---------- THE RECORDS ----------

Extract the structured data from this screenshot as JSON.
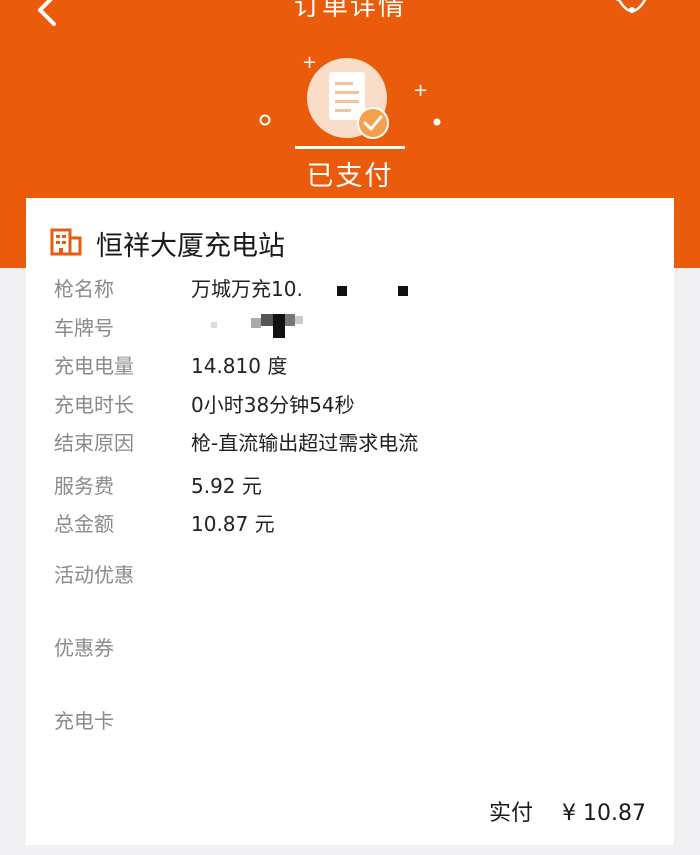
{
  "nav": {
    "title": "订单详情",
    "back_icon": "chevron-left-icon",
    "service_icon": "headset-icon"
  },
  "status": {
    "label": "已支付",
    "icon": "receipt-check-icon"
  },
  "station": {
    "icon": "building-icon",
    "name": "恒祥大厦充电站"
  },
  "details": [
    {
      "label": "枪名称",
      "value": "万城万充10."
    },
    {
      "label": "车牌号",
      "value": ""
    },
    {
      "label": "充电电量",
      "value": "14.810 度"
    },
    {
      "label": "充电时长",
      "value": "0小时38分钟54秒"
    },
    {
      "label": "结束原因",
      "value": "枪-直流输出超过需求电流"
    },
    {
      "label": "服务费",
      "value": "5.92 元"
    },
    {
      "label": "总金额",
      "value": "10.87 元"
    }
  ],
  "discounts": [
    {
      "label": "活动优惠",
      "value": ""
    },
    {
      "label": "优惠券",
      "value": ""
    },
    {
      "label": "充电卡",
      "value": ""
    }
  ],
  "payment": {
    "label": "实付",
    "amount": "¥ 10.87"
  },
  "colors": {
    "brand_orange": "#ea5b0c",
    "label_gray": "#8a8a8a",
    "page_bg": "#f1f1f3"
  }
}
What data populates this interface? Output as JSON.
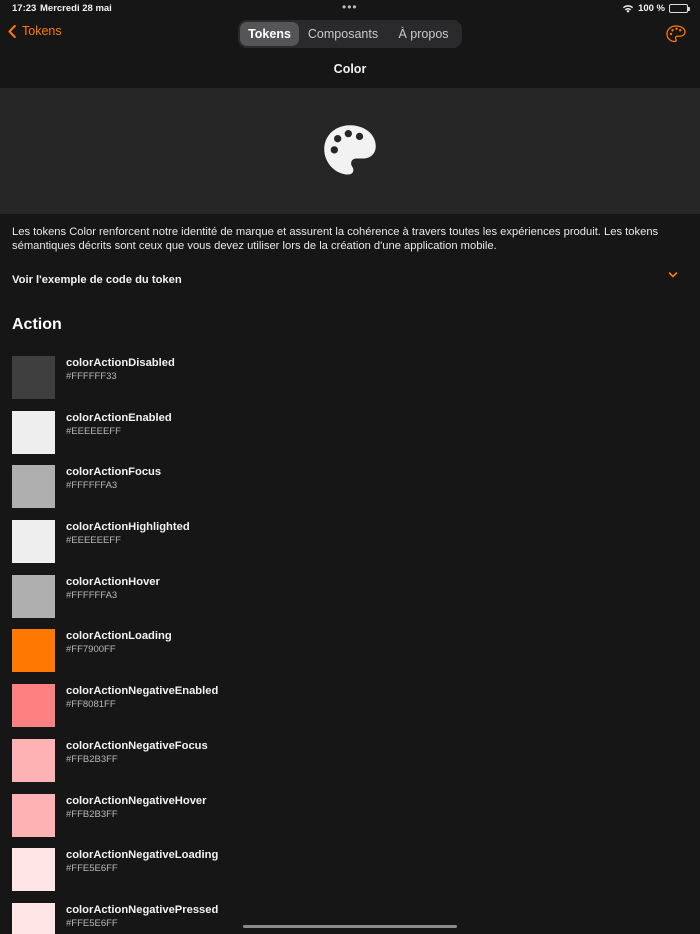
{
  "status": {
    "time": "17:23",
    "date": "Mercredi 28 mai",
    "battery": "100 %"
  },
  "nav": {
    "back_label": "Tokens",
    "tabs": [
      {
        "label": "Tokens",
        "active": true
      },
      {
        "label": "Composants",
        "active": false
      },
      {
        "label": "À propos",
        "active": false
      }
    ],
    "accent": "#FF7900"
  },
  "page": {
    "title": "Color",
    "hero_icon": "palette-icon",
    "description": "Les tokens Color renforcent notre identité de marque et assurent la cohérence à travers toutes les expériences produit. Les tokens sémantiques décrits sont ceux que vous devez utiliser lors de la création d'une application mobile.",
    "code_toggle_label": "Voir l'exemple de code du token",
    "section_title": "Action"
  },
  "tokens": [
    {
      "name": "colorActionDisabled",
      "hex": "#FFFFFF33",
      "swatch": "#3F3F3F"
    },
    {
      "name": "colorActionEnabled",
      "hex": "#EEEEEEFF",
      "swatch": "#EEEEEE"
    },
    {
      "name": "colorActionFocus",
      "hex": "#FFFFFFA3",
      "swatch": "#AFAFAF"
    },
    {
      "name": "colorActionHighlighted",
      "hex": "#EEEEEEFF",
      "swatch": "#EEEEEE"
    },
    {
      "name": "colorActionHover",
      "hex": "#FFFFFFA3",
      "swatch": "#AFAFAF"
    },
    {
      "name": "colorActionLoading",
      "hex": "#FF7900FF",
      "swatch": "#FF7900"
    },
    {
      "name": "colorActionNegativeEnabled",
      "hex": "#FF8081FF",
      "swatch": "#FF8081"
    },
    {
      "name": "colorActionNegativeFocus",
      "hex": "#FFB2B3FF",
      "swatch": "#FFB2B3"
    },
    {
      "name": "colorActionNegativeHover",
      "hex": "#FFB2B3FF",
      "swatch": "#FFB2B3"
    },
    {
      "name": "colorActionNegativeLoading",
      "hex": "#FFE5E6FF",
      "swatch": "#FFE5E6"
    },
    {
      "name": "colorActionNegativePressed",
      "hex": "#FFE5E6FF",
      "swatch": "#FFE5E6"
    }
  ]
}
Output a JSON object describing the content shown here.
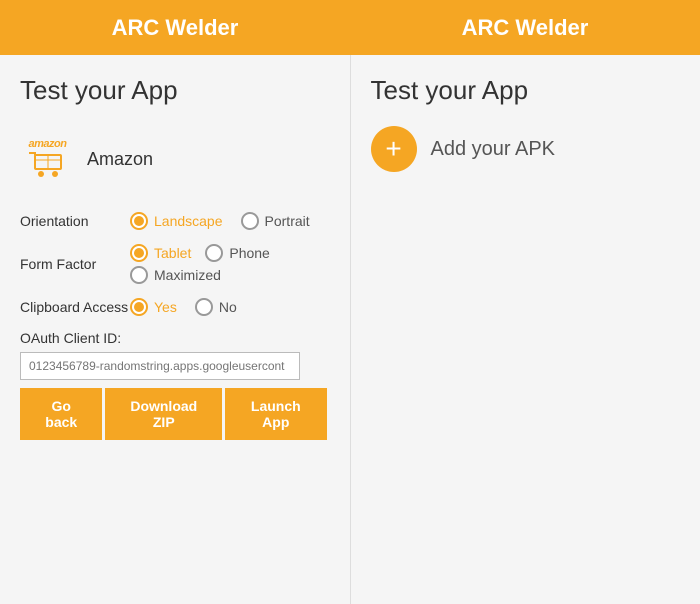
{
  "header": {
    "left_title": "ARC Welder",
    "right_title": "ARC Welder"
  },
  "left_panel": {
    "title": "Test your App",
    "app": {
      "name": "Amazon"
    },
    "orientation": {
      "label": "Orientation",
      "options": [
        {
          "id": "landscape",
          "label": "Landscape",
          "checked": true
        },
        {
          "id": "portrait",
          "label": "Portrait",
          "checked": false
        }
      ]
    },
    "form_factor": {
      "label": "Form Factor",
      "options": [
        {
          "id": "tablet",
          "label": "Tablet",
          "checked": true
        },
        {
          "id": "phone",
          "label": "Phone",
          "checked": false
        },
        {
          "id": "maximized",
          "label": "Maximized",
          "checked": false
        }
      ]
    },
    "clipboard": {
      "label": "Clipboard Access",
      "options": [
        {
          "id": "yes",
          "label": "Yes",
          "checked": true
        },
        {
          "id": "no",
          "label": "No",
          "checked": false
        }
      ]
    },
    "oauth": {
      "label": "OAuth Client ID:",
      "placeholder": "0123456789-randomstring.apps.googleusercont"
    },
    "buttons": {
      "back": "Go back",
      "download": "Download ZIP",
      "launch": "Launch App"
    }
  },
  "right_panel": {
    "title": "Test your App",
    "add_apk": {
      "icon": "+",
      "label": "Add your APK"
    }
  }
}
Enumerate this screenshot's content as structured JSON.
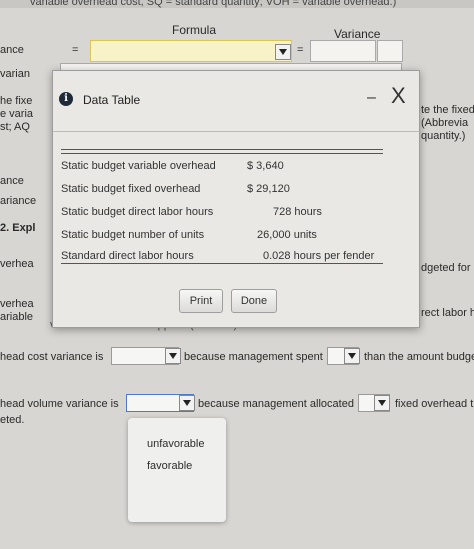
{
  "worksheet": {
    "header_note": "variable overhead cost, SQ = standard quantity; VOH = variable overhead.)",
    "formula_header": "Formula",
    "variance_header": "Variance",
    "equals_1": "=",
    "equals_2": "=",
    "left_labels": [
      "ance",
      "varian",
      "he fixe",
      "e varia",
      "st; AQ",
      "ance",
      "ariance",
      "2. Expl",
      "verhea",
      "verhea",
      "ariable"
    ],
    "right_labels": [
      "te the fixed",
      "(Abbrevia",
      "quantity.)",
      "dgeted for",
      "rect labor ho"
    ],
    "applied_note": "variable overhead is applied (incurred) based on direct labor.",
    "sentence1": {
      "start": "head cost variance is",
      "mid": "because management spent",
      "end": "than the amount budge"
    },
    "sentence2": {
      "start": "head volume variance is",
      "mid": "because management allocated",
      "end": "fixed overhead t"
    },
    "sentence2_cont": "eted."
  },
  "modal": {
    "title": "Data Table",
    "minimize_label": "–",
    "close_label": "X",
    "rows": [
      {
        "label": "Static budget variable overhead",
        "value": "$    3,640"
      },
      {
        "label": "Static budget fixed overhead",
        "value": "$  29,120"
      },
      {
        "label": "Static budget direct labor hours",
        "value": "728 hours"
      },
      {
        "label": "Static budget number of units",
        "value": "26,000 units"
      },
      {
        "label": "Standard direct labor hours",
        "value": "0.028 hours per fender"
      }
    ],
    "print_label": "Print",
    "done_label": "Done"
  },
  "dropdown": {
    "options": [
      "unfavorable",
      "favorable"
    ]
  }
}
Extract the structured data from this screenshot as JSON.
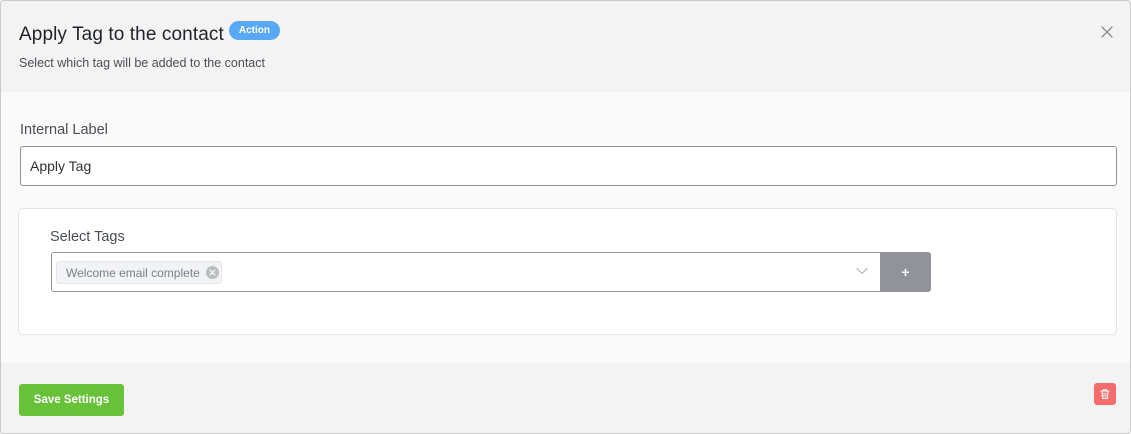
{
  "header": {
    "title": "Apply Tag to the contact",
    "badge": "Action",
    "subtitle": "Select which tag will be added to the contact",
    "close_icon": "close-icon"
  },
  "internal_label": {
    "label": "Internal Label",
    "value": "Apply Tag"
  },
  "tags": {
    "label": "Select Tags",
    "selected": [
      "Welcome email complete"
    ],
    "chip_remove_icon": "circle-close-icon",
    "dropdown_icon": "chevron-down-icon",
    "add_label": "+"
  },
  "footer": {
    "save_label": "Save Settings",
    "delete_icon": "trash-icon"
  },
  "colors": {
    "badge": "#58a8f5",
    "save_button": "#67c23a",
    "delete_button": "#f56c6c",
    "add_button": "#909399"
  }
}
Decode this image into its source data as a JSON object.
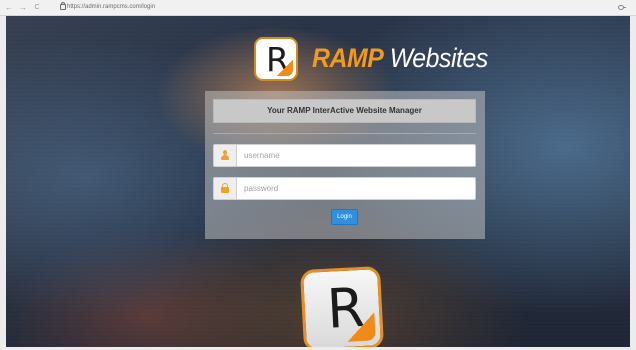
{
  "browser": {
    "back_icon": "←",
    "forward_icon": "→",
    "reload_icon": "C",
    "url": "https://admin.rampcms.com/login"
  },
  "logo": {
    "brand": "RAMP",
    "product": "Websites",
    "mark_letter": "R",
    "colors": {
      "brand": "#f39a1c",
      "product": "#ffffff"
    }
  },
  "login": {
    "header": "Your RAMP InterActive Website Manager",
    "username": {
      "value": "",
      "placeholder": "username",
      "icon": "user-icon"
    },
    "password": {
      "value": "",
      "placeholder": "password",
      "icon": "lock-icon"
    },
    "button_label": "Login",
    "accent_color": "#2f90e0"
  },
  "background": {
    "jersey_letter": "R"
  }
}
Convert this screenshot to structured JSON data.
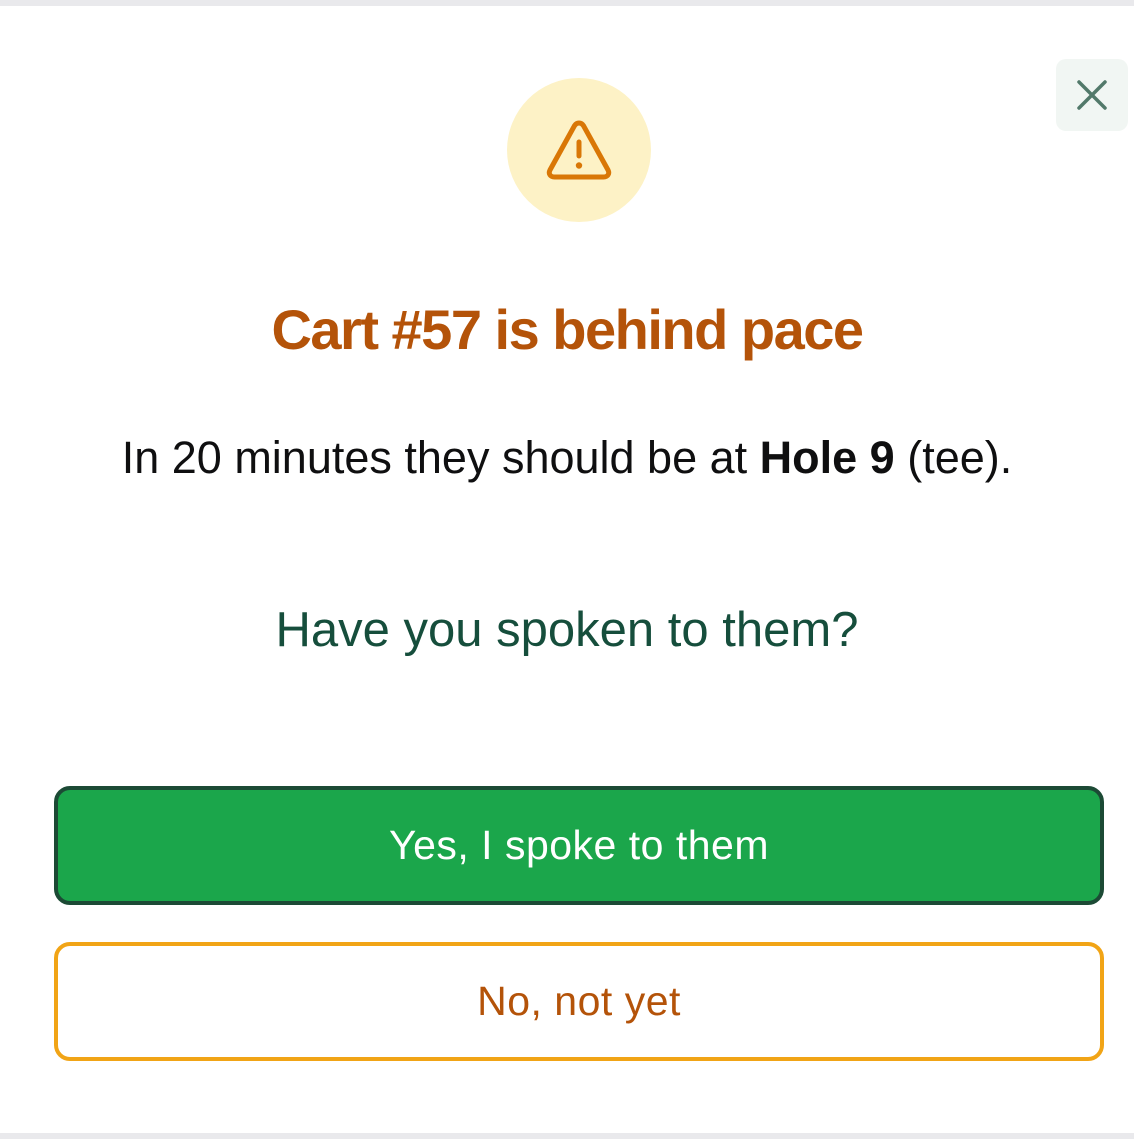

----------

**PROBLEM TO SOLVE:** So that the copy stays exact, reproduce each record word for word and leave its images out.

**COMPLETED EXERCISE:**
Extract the structured data from this screenshot as JSON.
{
  "nav": {
    "title": "订单详情",
    "back_icon": "chevron-left-icon",
    "service_icon": "headset-icon"
  },
  "status": {
    "label": "已支付",
    "icon": "receipt-check-icon"
  },
  "station": {
    "icon": "building-icon",
    "name": "恒祥大厦充电站"
  },
  "details": [
    {
      "label": "枪名称",
      "value": "万城万充10."
    },
    {
      "label": "车牌号",
      "value": ""
    },
    {
      "label": "充电电量",
      "value": "14.810 度"
    },
    {
      "label": "充电时长",
      "value": "0小时38分钟54秒"
    },
    {
      "label": "结束原因",
      "value": "枪-直流输出超过需求电流"
    },
    {
      "label": "服务费",
      "value": "5.92 元"
    },
    {
      "label": "总金额",
      "value": "10.87 元"
    }
  ],
  "discounts": [
    {
      "label": "活动优惠",
      "value": ""
    },
    {
      "label": "优惠券",
      "value": ""
    },
    {
      "label": "充电卡",
      "value": ""
    }
  ],
  "payment": {
    "label": "实付",
    "amount": "¥ 10.87"
  },
  "colors": {
    "brand_orange": "#ea5b0c",
    "label_gray": "#8a8a8a",
    "page_bg": "#f1f1f3"
  }
}
What data populates this interface? Output as JSON.
{
  "status": {
    "time": "17:23",
    "date": "Mercredi 28 mai",
    "battery": "100 %"
  },
  "nav": {
    "back_label": "Tokens",
    "tabs": [
      {
        "label": "Tokens",
        "active": true
      },
      {
        "label": "Composants",
        "active": false
      },
      {
        "label": "À propos",
        "active": false
      }
    ],
    "accent": "#FF7900"
  },
  "page": {
    "title": "Color",
    "hero_icon": "palette-icon",
    "description": "Les tokens Color renforcent notre identité de marque et assurent la cohérence à travers toutes les expériences produit. Les tokens sémantiques décrits sont ceux que vous devez utiliser lors de la création d'une application mobile.",
    "code_toggle_label": "Voir l'exemple de code du token",
    "section_title": "Action"
  },
  "tokens": [
    {
      "name": "colorActionDisabled",
      "hex": "#FFFFFF33",
      "swatch": "#3F3F3F"
    },
    {
      "name": "colorActionEnabled",
      "hex": "#EEEEEEFF",
      "swatch": "#EEEEEE"
    },
    {
      "name": "colorActionFocus",
      "hex": "#FFFFFFA3",
      "swatch": "#AFAFAF"
    },
    {
      "name": "colorActionHighlighted",
      "hex": "#EEEEEEFF",
      "swatch": "#EEEEEE"
    },
    {
      "name": "colorActionHover",
      "hex": "#FFFFFFA3",
      "swatch": "#AFAFAF"
    },
    {
      "name": "colorActionLoading",
      "hex": "#FF7900FF",
      "swatch": "#FF7900"
    },
    {
      "name": "colorActionNegativeEnabled",
      "hex": "#FF8081FF",
      "swatch": "#FF8081"
    },
    {
      "name": "colorActionNegativeFocus",
      "hex": "#FFB2B3FF",
      "swatch": "#FFB2B3"
    },
    {
      "name": "colorActionNegativeHover",
      "hex": "#FFB2B3FF",
      "swatch": "#FFB2B3"
    },
    {
      "name": "colorActionNegativeLoading",
      "hex": "#FFE5E6FF",
      "swatch": "#FFE5E6"
    },
    {
      "name": "colorActionNegativePressed",
      "hex": "#FFE5E6FF",
      "swatch": "#FFE5E6"
    }
  ]
}
Output a JSON object describing the content shown here.
{
  "header": {
    "left_title": "ARC Welder",
    "right_title": "ARC Welder"
  },
  "left_panel": {
    "title": "Test your App",
    "app": {
      "name": "Amazon"
    },
    "orientation": {
      "label": "Orientation",
      "options": [
        {
          "id": "landscape",
          "label": "Landscape",
          "checked": true
        },
        {
          "id": "portrait",
          "label": "Portrait",
          "checked": false
        }
      ]
    },
    "form_factor": {
      "label": "Form Factor",
      "options": [
        {
          "id": "tablet",
          "label": "Tablet",
          "checked": true
        },
        {
          "id": "phone",
          "label": "Phone",
          "checked": false
        },
        {
          "id": "maximized",
          "label": "Maximized",
          "checked": false
        }
      ]
    },
    "clipboard": {
      "label": "Clipboard Access",
      "options": [
        {
          "id": "yes",
          "label": "Yes",
          "checked": true
        },
        {
          "id": "no",
          "label": "No",
          "checked": false
        }
      ]
    },
    "oauth": {
      "label": "OAuth Client ID:",
      "placeholder": "0123456789-randomstring.apps.googleusercont"
    },
    "buttons": {
      "back": "Go back",
      "download": "Download ZIP",
      "launch": "Launch App"
    }
  },
  "right_panel": {
    "title": "Test your App",
    "add_apk": {
      "icon": "+",
      "label": "Add your APK"
    }
  }
}
Enumerate this screenshot's content as structured JSON.
{
  "worksheet": {
    "header_note": "variable overhead cost, SQ = standard quantity; VOH = variable overhead.)",
    "formula_header": "Formula",
    "variance_header": "Variance",
    "equals_1": "=",
    "equals_2": "=",
    "left_labels": [
      "ance",
      "varian",
      "he fixe",
      "e varia",
      "st; AQ",
      "ance",
      "ariance",
      "2. Expl",
      "verhea",
      "verhea",
      "ariable"
    ],
    "right_labels": [
      "te the fixed",
      "(Abbrevia",
      "quantity.)",
      "dgeted for",
      "rect labor ho"
    ],
    "applied_note": "variable overhead is applied (incurred) based on direct labor.",
    "sentence1": {
      "start": "head cost variance is",
      "mid": "because management spent",
      "end": "than the amount budge"
    },
    "sentence2": {
      "start": "head volume variance is",
      "mid": "because management allocated",
      "end": "fixed overhead t"
    },
    "sentence2_cont": "eted."
  },
  "modal": {
    "title": "Data Table",
    "minimize_label": "–",
    "close_label": "X",
    "rows": [
      {
        "label": "Static budget variable overhead",
        "value": "$    3,640"
      },
      {
        "label": "Static budget fixed overhead",
        "value": "$  29,120"
      },
      {
        "label": "Static budget direct labor hours",
        "value": "728 hours"
      },
      {
        "label": "Static budget number of units",
        "value": "26,000 units"
      },
      {
        "label": "Standard direct labor hours",
        "value": "0.028 hours per fender"
      }
    ],
    "print_label": "Print",
    "done_label": "Done"
  },
  "dropdown": {
    "options": [
      "unfavorable",
      "favorable"
    ]
  }
}
Extract the structured data from this screenshot as JSON.
{
  "header": {
    "title": "Apply Tag to the contact",
    "badge": "Action",
    "subtitle": "Select which tag will be added to the contact",
    "close_icon": "close-icon"
  },
  "internal_label": {
    "label": "Internal Label",
    "value": "Apply Tag"
  },
  "tags": {
    "label": "Select Tags",
    "selected": [
      "Welcome email complete"
    ],
    "chip_remove_icon": "circle-close-icon",
    "dropdown_icon": "chevron-down-icon",
    "add_label": "+"
  },
  "footer": {
    "save_label": "Save Settings",
    "delete_icon": "trash-icon"
  },
  "colors": {
    "badge": "#58a8f5",
    "save_button": "#67c23a",
    "delete_button": "#f56c6c",
    "add_button": "#909399"
  }
}
Decode this image into its source data as a JSON object.
{
  "browser": {
    "back_icon": "←",
    "forward_icon": "→",
    "reload_icon": "C",
    "url": "https://admin.rampcms.com/login"
  },
  "logo": {
    "brand": "RAMP",
    "product": "Websites",
    "mark_letter": "R",
    "colors": {
      "brand": "#f39a1c",
      "product": "#ffffff"
    }
  },
  "login": {
    "header": "Your RAMP InterActive Website Manager",
    "username": {
      "value": "",
      "placeholder": "username",
      "icon": "user-icon"
    },
    "password": {
      "value": "",
      "placeholder": "password",
      "icon": "lock-icon"
    },
    "button_label": "Login",
    "accent_color": "#2f90e0"
  },
  "background": {
    "jersey_letter": "R"
  }
}
Convert this screenshot to structured JSON data.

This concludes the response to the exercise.